Task objective -
Go through the entries below and say how many lines hold the word "active". Nothing else is needed.

[Component data from apps and pages]
┏━━
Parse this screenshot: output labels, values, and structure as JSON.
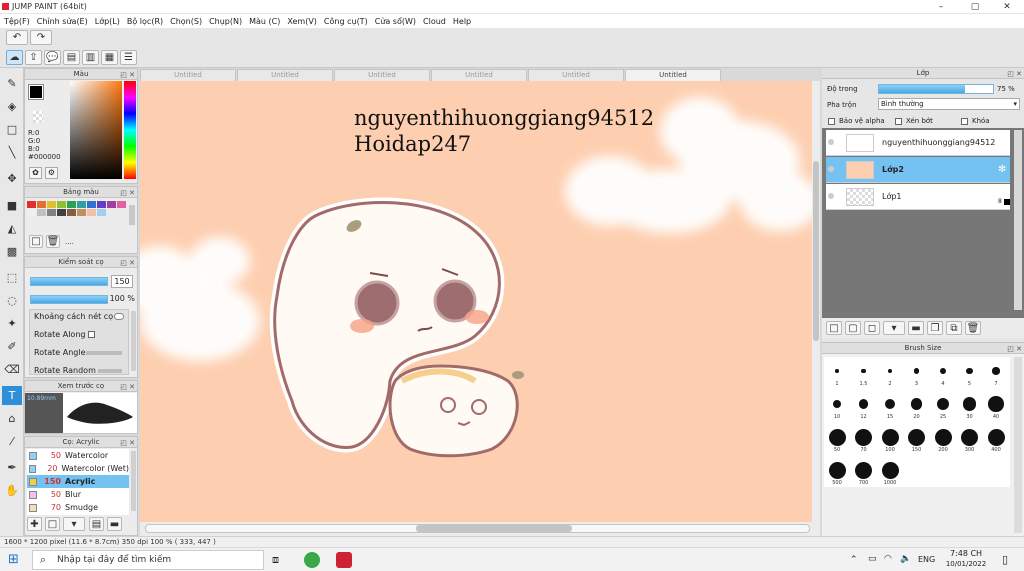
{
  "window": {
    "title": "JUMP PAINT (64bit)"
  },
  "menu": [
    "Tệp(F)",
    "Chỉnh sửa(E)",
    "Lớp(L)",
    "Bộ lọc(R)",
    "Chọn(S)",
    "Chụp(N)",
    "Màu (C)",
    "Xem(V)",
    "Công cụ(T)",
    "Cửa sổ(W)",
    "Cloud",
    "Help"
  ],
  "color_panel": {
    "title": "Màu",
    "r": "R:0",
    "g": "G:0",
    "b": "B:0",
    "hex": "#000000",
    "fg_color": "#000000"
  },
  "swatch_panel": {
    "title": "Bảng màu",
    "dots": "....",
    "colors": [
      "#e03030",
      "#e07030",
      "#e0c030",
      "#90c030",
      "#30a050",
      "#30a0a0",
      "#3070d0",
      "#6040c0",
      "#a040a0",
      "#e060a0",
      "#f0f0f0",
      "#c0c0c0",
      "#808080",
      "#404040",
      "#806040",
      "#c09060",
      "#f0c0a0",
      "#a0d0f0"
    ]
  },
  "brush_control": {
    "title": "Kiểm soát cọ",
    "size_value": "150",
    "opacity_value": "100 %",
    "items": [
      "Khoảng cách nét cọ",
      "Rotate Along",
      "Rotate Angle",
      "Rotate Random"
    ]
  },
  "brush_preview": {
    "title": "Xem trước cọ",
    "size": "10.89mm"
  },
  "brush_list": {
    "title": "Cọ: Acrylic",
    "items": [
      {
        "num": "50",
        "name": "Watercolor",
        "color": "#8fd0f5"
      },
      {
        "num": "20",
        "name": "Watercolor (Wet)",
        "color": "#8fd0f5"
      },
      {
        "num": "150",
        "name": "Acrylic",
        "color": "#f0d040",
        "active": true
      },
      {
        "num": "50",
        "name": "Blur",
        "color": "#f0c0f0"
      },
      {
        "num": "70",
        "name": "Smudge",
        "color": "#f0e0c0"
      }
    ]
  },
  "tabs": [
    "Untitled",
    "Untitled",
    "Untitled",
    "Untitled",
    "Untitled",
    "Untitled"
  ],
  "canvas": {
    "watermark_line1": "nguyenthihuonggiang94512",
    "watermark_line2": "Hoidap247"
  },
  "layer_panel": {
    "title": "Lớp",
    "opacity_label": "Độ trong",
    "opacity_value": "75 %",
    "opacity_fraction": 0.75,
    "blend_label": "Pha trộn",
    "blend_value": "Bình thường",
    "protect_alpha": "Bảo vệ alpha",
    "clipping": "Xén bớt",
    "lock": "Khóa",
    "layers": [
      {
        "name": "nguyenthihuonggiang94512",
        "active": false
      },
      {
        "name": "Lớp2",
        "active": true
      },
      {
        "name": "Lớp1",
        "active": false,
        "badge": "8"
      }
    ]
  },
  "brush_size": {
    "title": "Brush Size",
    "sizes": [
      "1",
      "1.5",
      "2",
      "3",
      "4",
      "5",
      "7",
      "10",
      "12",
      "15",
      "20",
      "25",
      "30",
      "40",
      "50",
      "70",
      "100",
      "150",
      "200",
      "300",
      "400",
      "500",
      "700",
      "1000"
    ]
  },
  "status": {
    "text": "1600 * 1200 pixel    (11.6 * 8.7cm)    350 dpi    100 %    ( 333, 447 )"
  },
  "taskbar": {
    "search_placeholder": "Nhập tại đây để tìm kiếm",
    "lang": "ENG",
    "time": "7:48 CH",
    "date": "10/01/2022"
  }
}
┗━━
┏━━
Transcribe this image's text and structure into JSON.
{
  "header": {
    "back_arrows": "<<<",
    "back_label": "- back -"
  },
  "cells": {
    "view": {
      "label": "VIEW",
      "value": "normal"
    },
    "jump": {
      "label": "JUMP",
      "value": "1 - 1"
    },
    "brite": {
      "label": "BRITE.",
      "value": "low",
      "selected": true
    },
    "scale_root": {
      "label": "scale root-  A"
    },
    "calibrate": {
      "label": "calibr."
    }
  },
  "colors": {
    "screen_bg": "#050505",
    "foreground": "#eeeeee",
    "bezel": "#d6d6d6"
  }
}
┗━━
Response below -
4